Exercise details. In how many lines of the records does "Stableford" appear? Answer with one number.

────────────────────

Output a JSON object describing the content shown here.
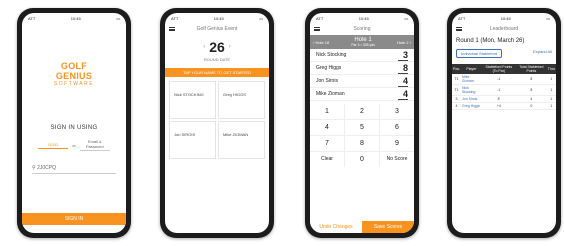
{
  "status": {
    "carrier": "ATT",
    "time": "10:45"
  },
  "p1": {
    "logo_title": "GOLF GENIUS",
    "logo_sub": "SOFTWARE",
    "sign_in": "SIGN IN USING",
    "mode_a": "GGID",
    "or": "or",
    "mode_b": "Email & Password",
    "field": "2J0CPQ",
    "button": "SIGN IN"
  },
  "p2": {
    "nav_title": "Golf Genius Event",
    "round": "26",
    "round_label": "ROUND DATE",
    "tap": "TAP YOUR NAME TO GET STARTED",
    "players": [
      "Nick STOCKING",
      "Greg HIGGS",
      "Jon SIROIS",
      "Mike ZIOMAN"
    ]
  },
  "p3": {
    "nav_title": "Scoring",
    "hole": "Hole 1",
    "hole_sub": "Par 4 • 335 yds",
    "prev": "‹ Hole 18",
    "next": "Hole 2 ›",
    "rows": [
      {
        "name": "Nick Stocking",
        "score": "3"
      },
      {
        "name": "Greg Higgs",
        "score": "8"
      },
      {
        "name": "Jon Sirois",
        "score": "4"
      },
      {
        "name": "Mike Zioman",
        "score": "4"
      }
    ],
    "keys": [
      "1",
      "2",
      "3",
      "4",
      "5",
      "6",
      "7",
      "8",
      "9",
      "Clear",
      "0",
      "No Score"
    ],
    "undo": "Undo Changes",
    "save": "Save Scores"
  },
  "p4": {
    "nav_title": "Leaderboard",
    "round": "Round 1 (Mon, March 26)",
    "individual": "Individual Stableford",
    "expand": "Expand All",
    "headers": [
      "Pos.",
      "Player",
      "Stableford Points (To Par)",
      "Total Stableford Points",
      "Thru"
    ],
    "rows": [
      [
        "T1",
        "Mike Zioman",
        "-1",
        "8",
        "1"
      ],
      [
        "T1",
        "Nick Stocking",
        "-1",
        "8",
        "1"
      ],
      [
        "3",
        "Jon Sirois",
        "E",
        "4",
        "1"
      ],
      [
        "4",
        "Greg Higgs",
        "+4",
        "0",
        "1"
      ]
    ]
  },
  "colors": {
    "accent": "#f7931e",
    "link": "#3b6fb6"
  }
}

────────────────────

Solution to this exercise. 3